The best players at the 2011 American College Cricket Spring Break Championship will be selected, for an All America Team, and an All Canada team. They will then play a Series, 2 best out of 3. The first match is likely to be at the 2011 Championship in March. Further details will be released later.

From the 1790’s when students at Dartmouth played, colleges played an early role in the development of cricket teams in the USA & Canada. Then in the early 1800’s at Haverford, UPenn, Yale, Fordham (of NYC), and Harvard.  The first USA college sports team was the Haverford cricket team formed in 1833. A cricket team was also formed at the University of Pennsylvania in 1842.

York University's Jai Patel & Kushroo Wadia, likely openers for the All Canada team. They were the top run scorers at the 2010 American College Cricket Championship.

Until the Civil War, colleges across America embraced cricket and clubs started at Assumption, Girard, the U.S Naval Academy at Annapolis, NYC’s Free Academy, Oberlin, Holy Cross, and Princeton.

In Canada George Barber, regarded as the father of Canadian cricket, introduced cricket to Upper Canada College, and an annual cricket match ensued between the College and Toronto Cricket Club, with the College team winning the first game in 1836. John Beverley Robinson of Upper Canada College went on to play in the first International match in 1844 for Canada, and later became Mayor of Toronto. In 1857 Canada’s Prime Minister John McDonald declared cricket to be Canada’s national sport.

In 1895 a USA College XI (comprised of students from UPenn, Haverford & Harvard) played a Canada College XI in the first International university-level cricket match. Also in 1895 a Combined Oxford and Cambridge Universities Team toured the USA and were defeated by the University of Pennsylvania team.

Now American College Cricket has invigorated cricket in the USA & Canada, giving the game a real chance to become part of the mainstream sports scene, with major media and college media covering cricket, many for the first time.

The talent being highlighted is also extremely good: in March 2010 Montgomery College played the University of the West Indies and proved their mettle. Recently a Combined Canadian Universities team defeated a Toronto & District Cricket League All Star team which included many Canadian National players. After all College players are usually in their athletic prime, even if not highly practiced.

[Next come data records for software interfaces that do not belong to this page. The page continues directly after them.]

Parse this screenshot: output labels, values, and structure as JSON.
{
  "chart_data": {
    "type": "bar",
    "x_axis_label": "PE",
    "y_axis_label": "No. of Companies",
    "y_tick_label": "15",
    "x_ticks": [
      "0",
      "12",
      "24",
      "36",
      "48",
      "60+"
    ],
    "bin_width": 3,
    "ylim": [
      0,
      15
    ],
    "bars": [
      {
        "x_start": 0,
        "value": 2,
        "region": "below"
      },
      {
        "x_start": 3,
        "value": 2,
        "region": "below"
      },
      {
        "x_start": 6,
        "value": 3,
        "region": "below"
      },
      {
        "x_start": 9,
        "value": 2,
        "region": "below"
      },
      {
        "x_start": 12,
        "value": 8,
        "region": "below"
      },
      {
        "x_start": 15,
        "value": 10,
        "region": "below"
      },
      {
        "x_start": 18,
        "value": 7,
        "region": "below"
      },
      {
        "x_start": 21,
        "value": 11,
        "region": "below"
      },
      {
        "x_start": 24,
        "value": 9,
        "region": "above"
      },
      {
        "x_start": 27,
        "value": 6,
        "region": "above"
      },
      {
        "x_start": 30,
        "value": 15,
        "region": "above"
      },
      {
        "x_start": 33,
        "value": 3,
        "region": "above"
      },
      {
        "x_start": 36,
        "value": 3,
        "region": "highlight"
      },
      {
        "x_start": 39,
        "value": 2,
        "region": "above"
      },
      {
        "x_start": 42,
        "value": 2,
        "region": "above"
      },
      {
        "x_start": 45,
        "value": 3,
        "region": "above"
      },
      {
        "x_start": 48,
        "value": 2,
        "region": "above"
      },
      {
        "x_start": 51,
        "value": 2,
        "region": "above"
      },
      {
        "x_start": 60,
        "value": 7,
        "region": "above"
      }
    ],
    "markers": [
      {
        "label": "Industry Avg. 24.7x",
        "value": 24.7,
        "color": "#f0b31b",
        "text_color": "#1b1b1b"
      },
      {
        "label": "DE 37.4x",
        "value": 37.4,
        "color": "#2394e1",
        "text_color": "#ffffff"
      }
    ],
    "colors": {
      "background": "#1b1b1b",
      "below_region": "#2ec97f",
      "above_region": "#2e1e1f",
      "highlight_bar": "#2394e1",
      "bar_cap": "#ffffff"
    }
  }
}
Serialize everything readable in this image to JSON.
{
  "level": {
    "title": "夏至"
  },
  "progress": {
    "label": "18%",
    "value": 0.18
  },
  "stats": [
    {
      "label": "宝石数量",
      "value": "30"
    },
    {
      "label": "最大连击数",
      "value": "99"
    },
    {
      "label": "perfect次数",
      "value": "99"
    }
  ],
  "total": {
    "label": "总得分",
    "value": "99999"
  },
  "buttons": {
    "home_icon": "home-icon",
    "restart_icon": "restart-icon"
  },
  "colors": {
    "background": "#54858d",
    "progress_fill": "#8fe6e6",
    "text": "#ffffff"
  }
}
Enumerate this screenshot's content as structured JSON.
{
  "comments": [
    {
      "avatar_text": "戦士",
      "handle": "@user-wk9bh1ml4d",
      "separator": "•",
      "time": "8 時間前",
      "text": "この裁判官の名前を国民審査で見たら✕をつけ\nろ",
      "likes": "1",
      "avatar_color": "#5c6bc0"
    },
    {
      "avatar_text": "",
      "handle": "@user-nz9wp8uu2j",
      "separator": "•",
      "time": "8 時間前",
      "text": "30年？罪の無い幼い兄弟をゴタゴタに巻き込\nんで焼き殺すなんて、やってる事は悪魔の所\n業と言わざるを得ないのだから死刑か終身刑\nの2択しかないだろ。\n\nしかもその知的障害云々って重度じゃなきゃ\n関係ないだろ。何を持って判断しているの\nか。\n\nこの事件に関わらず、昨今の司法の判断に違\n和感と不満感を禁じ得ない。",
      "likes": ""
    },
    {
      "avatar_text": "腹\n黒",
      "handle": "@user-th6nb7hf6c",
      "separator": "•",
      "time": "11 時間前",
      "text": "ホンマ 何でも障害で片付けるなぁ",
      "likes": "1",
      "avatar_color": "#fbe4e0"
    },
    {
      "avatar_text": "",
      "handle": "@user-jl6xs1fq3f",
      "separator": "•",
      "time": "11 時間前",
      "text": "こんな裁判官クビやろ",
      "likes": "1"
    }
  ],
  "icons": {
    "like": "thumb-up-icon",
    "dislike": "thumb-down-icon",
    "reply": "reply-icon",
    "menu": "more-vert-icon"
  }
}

Adrian Gordon, 22, of New York University-Polytechnic, bowled the USA national team to victories that enable them to ascend to Division 3 of the World Cricket League.

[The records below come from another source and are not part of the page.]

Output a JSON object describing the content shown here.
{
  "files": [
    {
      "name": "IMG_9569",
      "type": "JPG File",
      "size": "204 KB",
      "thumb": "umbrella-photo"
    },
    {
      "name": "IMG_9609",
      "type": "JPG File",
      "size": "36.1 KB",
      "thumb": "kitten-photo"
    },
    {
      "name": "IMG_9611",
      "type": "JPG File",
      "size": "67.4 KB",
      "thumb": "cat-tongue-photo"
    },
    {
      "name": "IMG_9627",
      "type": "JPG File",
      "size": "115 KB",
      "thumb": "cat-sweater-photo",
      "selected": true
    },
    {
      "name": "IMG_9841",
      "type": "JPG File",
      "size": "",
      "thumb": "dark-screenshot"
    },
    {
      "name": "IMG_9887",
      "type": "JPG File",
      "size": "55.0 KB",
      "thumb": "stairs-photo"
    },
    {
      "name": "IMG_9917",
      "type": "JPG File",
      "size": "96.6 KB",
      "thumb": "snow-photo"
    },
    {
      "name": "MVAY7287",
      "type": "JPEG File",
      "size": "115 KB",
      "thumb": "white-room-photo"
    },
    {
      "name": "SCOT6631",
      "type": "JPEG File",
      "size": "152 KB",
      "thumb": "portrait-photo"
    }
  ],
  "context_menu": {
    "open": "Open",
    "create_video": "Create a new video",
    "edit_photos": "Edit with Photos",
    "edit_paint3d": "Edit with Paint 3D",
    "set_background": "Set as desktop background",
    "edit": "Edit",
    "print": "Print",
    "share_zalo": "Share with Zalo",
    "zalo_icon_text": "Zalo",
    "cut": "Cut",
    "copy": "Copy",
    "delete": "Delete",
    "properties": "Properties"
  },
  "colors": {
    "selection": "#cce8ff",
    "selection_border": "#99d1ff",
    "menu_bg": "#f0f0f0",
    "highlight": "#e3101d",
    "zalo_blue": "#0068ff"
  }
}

The Rivalry is returning, in the Original American & Canadian Game!